[App and web page records]
- Opening Delimiter -

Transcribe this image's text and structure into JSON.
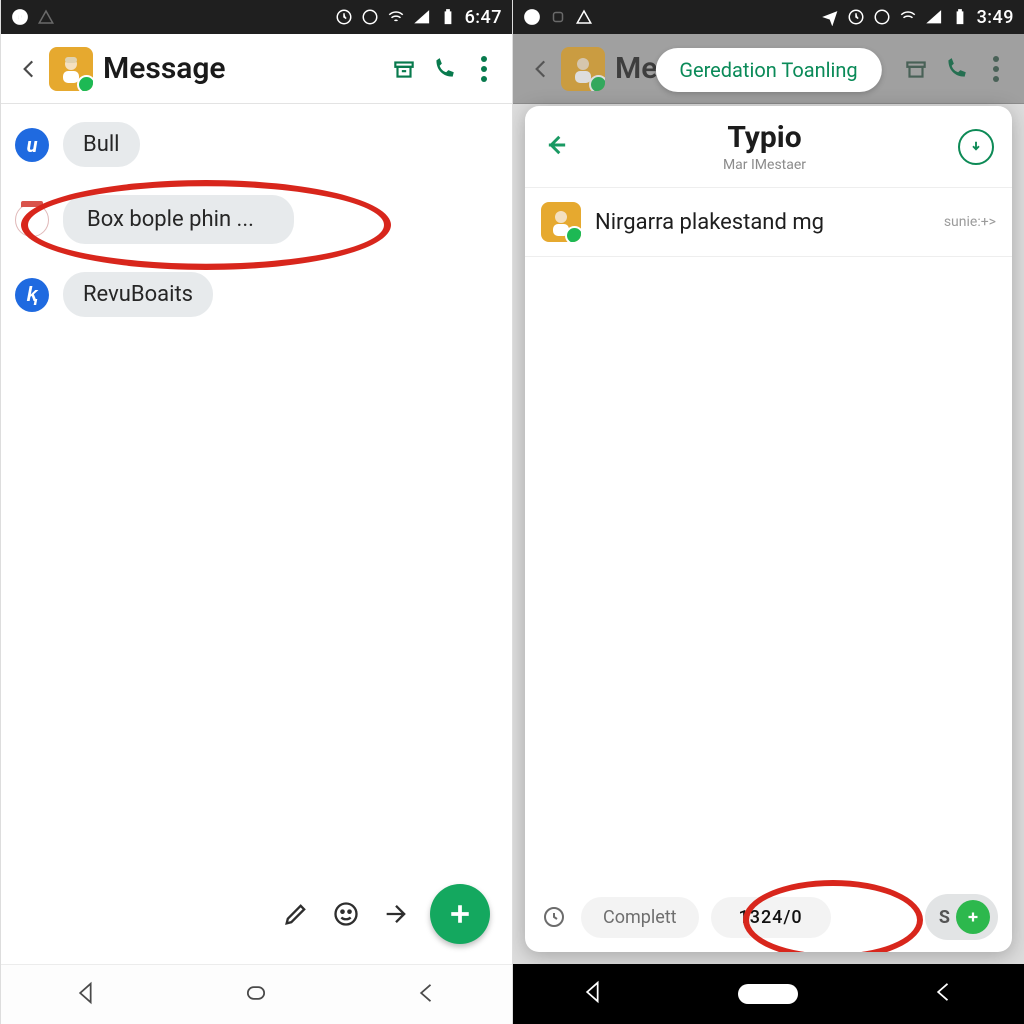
{
  "left": {
    "status_time": "6:47",
    "header_title": "Message",
    "messages": [
      {
        "avatar_badge": "u",
        "avatar_class": "ava-blue",
        "text": "Bull"
      },
      {
        "avatar_badge": "📅",
        "avatar_class": "ava-cal",
        "text": "Box bople phin ...",
        "highlighted": true
      },
      {
        "avatar_badge": "ⱪ",
        "avatar_class": "ava-blue",
        "text": "RevuBoaits"
      }
    ]
  },
  "right": {
    "status_time": "3:49",
    "header_title": "Mess",
    "tooltip": "Geredation Toanling",
    "card": {
      "title": "Typio",
      "subtitle": "Mar IMestaer",
      "row_text": "Nirgarra plakestand mg",
      "row_meta": "sunie:+>",
      "foot_label": "Complett",
      "foot_value": "1324/0",
      "foot_s": "S"
    }
  }
}
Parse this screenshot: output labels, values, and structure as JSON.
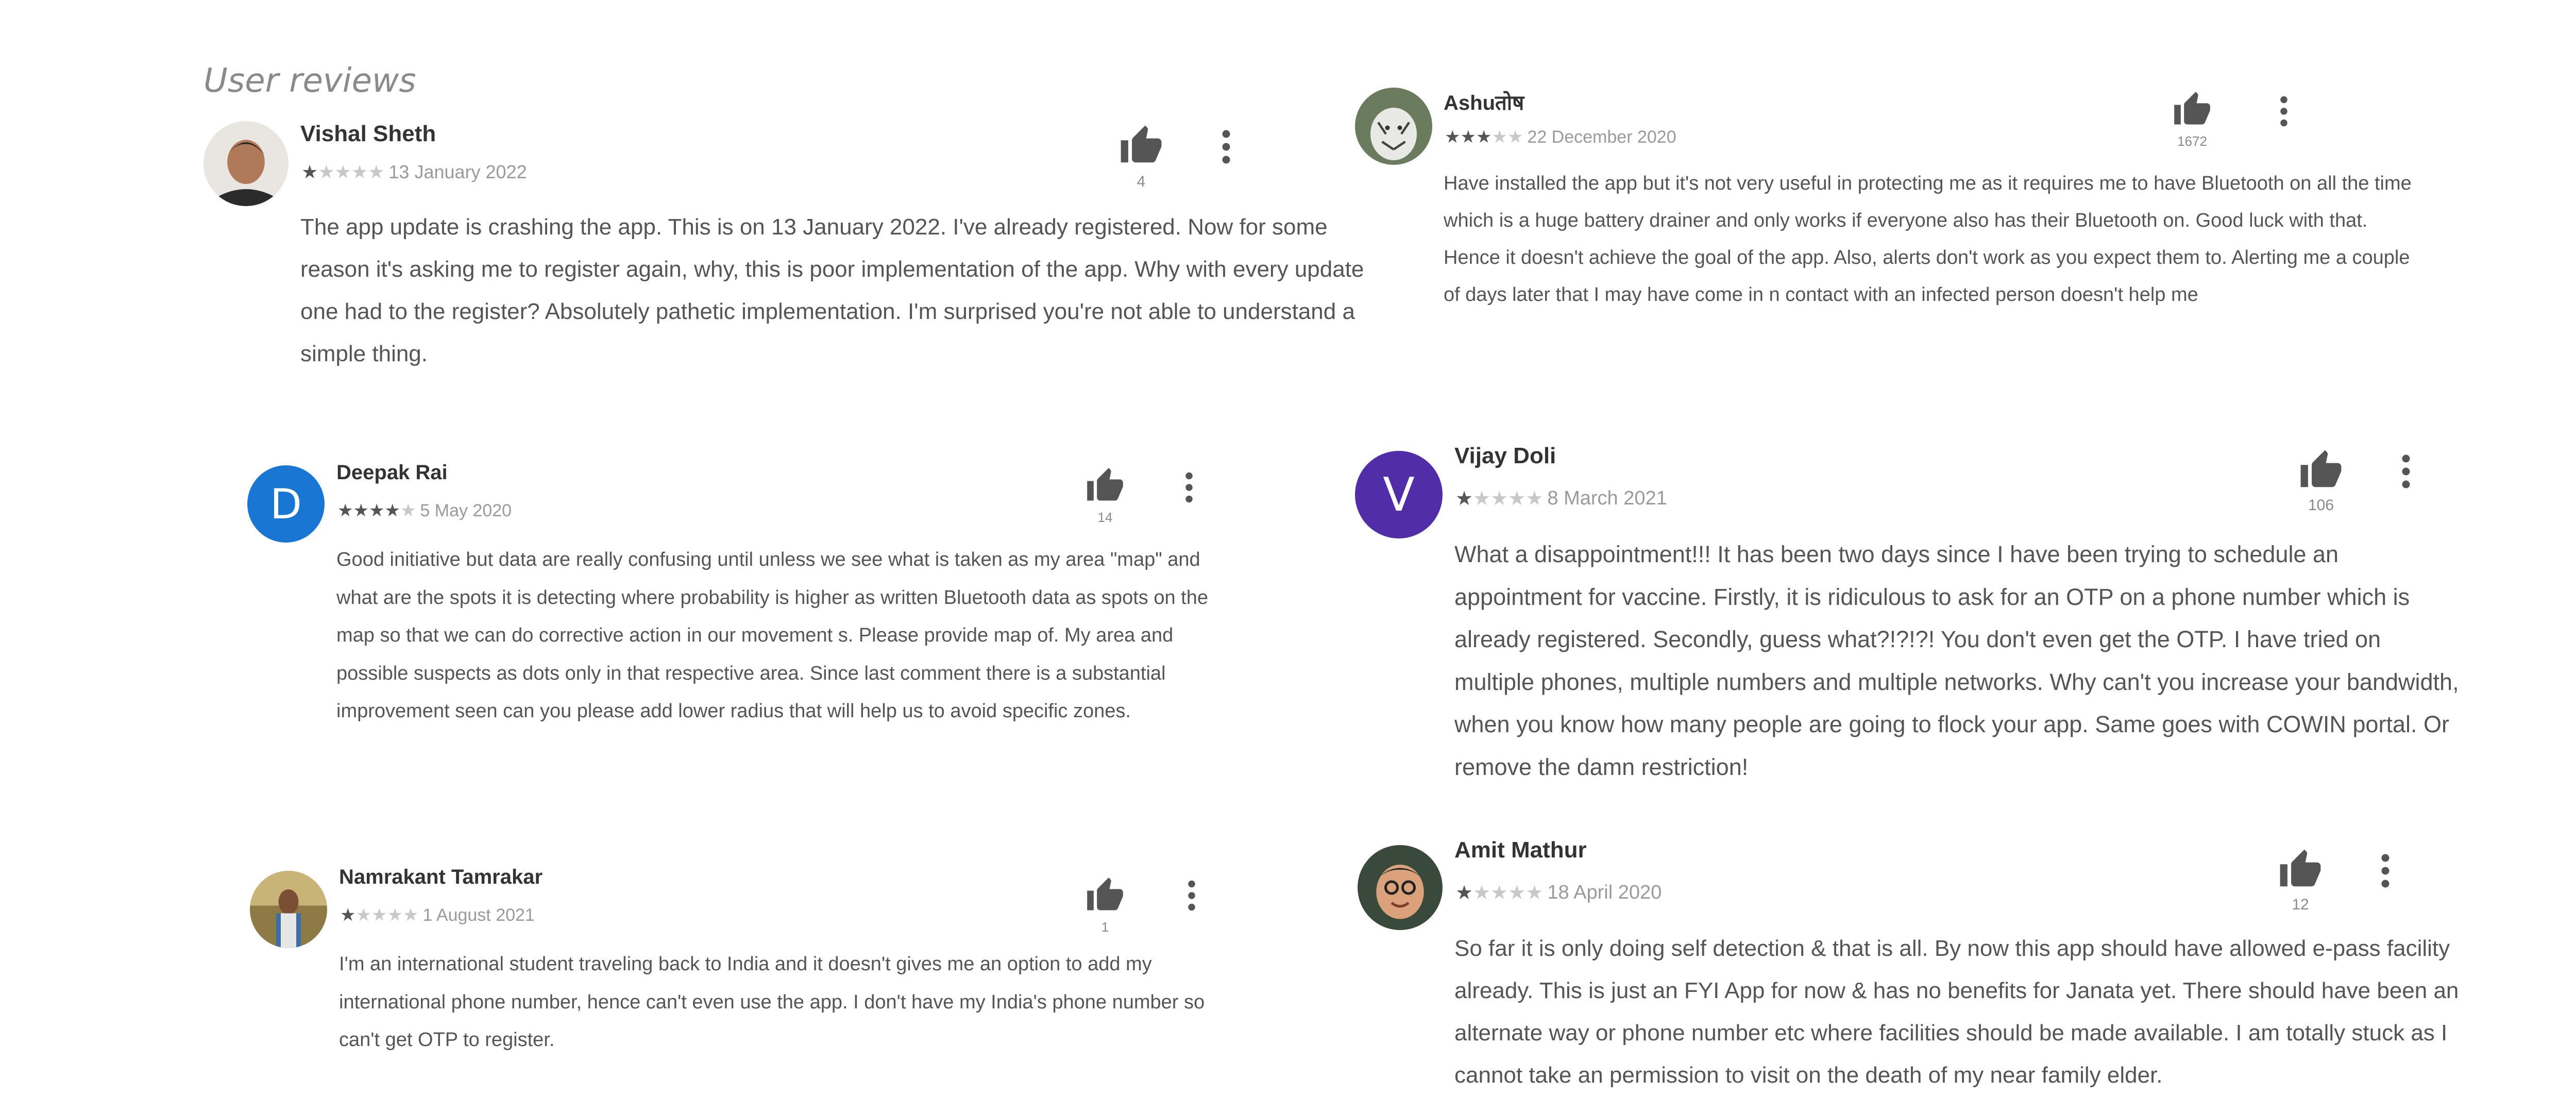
{
  "heading": "User reviews",
  "reviews": [
    {
      "name": "Vishal Sheth",
      "rating": 1,
      "date": "13 January 2022",
      "likes": "4",
      "avatar": "photo-man",
      "text": "The app update is crashing the app. This is on 13 January 2022. I've already registered. Now for some reason it's asking me to register again, why, this is poor implementation of the app. Why with every update one had to the register? Absolutely pathetic implementation. I'm surprised you're not able to understand a simple thing."
    },
    {
      "name": "Ashuतोष",
      "rating": 3,
      "date": "22 December 2020",
      "likes": "1672",
      "avatar": "photo-tiger",
      "text": "Have installed the app but it's not very useful in protecting me as it requires me to have Bluetooth on all the time which is a huge battery drainer and only works if everyone also has their Bluetooth on. Good luck with that. Hence it doesn't achieve the goal of the app. Also, alerts don't work as you expect them to. Alerting me a couple of days later that I may have come in n contact with an infected person doesn't help me"
    },
    {
      "name": "Deepak Rai",
      "rating": 4,
      "date": "5 May 2020",
      "likes": "14",
      "avatar": "letter",
      "letter": "D",
      "avatar_color": "#1976d2",
      "text": "Good initiative but data are really confusing until unless we see what is taken as my area \"map\" and what are the spots it is detecting where probability is higher as written Bluetooth data as spots on the map so that we can do corrective action in our movement s. Please provide map of. My area and possible suspects as dots only in that respective area. Since last comment there is a substantial improvement seen can you please add lower radius that will help us to avoid specific zones."
    },
    {
      "name": "Vijay Doli",
      "rating": 1,
      "date": "8 March 2021",
      "likes": "106",
      "avatar": "letter",
      "letter": "V",
      "avatar_color": "#512da8",
      "text": "What a disappointment!!! It has been two days since I have been trying to schedule an appointment for vaccine. Firstly, it is ridiculous to ask for an OTP on a phone number which is already registered. Secondly, guess what?!?!?! You don't even get the OTP. I have tried on multiple phones, multiple numbers and multiple networks. Why can't you increase your bandwidth, when you know how many people are going to flock your app. Same goes with COWIN portal. Or remove the damn restriction!"
    },
    {
      "name": "Namrakant Tamrakar",
      "rating": 1,
      "date": "1 August 2021",
      "likes": "1",
      "avatar": "photo-outdoor",
      "text": "I'm an international student traveling back to India and it doesn't gives me an option to add my international phone number, hence can't even use the app. I don't have my India's phone number so can't get OTP to register."
    },
    {
      "name": "Amit Mathur",
      "rating": 1,
      "date": "18 April 2020",
      "likes": "12",
      "avatar": "photo-glasses",
      "text": "So far it is only doing self detection & that is all. By now this app should have allowed e-pass facility already. This is just an FYI App for now & has no benefits for Janata yet. There should have been an alternate way or phone number etc where facilities should be made available. I am totally stuck as I cannot take an permission to visit on the death of my near family elder."
    }
  ]
}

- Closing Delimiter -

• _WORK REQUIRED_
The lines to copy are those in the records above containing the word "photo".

• _ANSWER AREA_
      "avatar": "photo-man",
      "avatar": "photo-tiger",
      "avatar": "photo-outdoor",
      "avatar": "photo-glasses",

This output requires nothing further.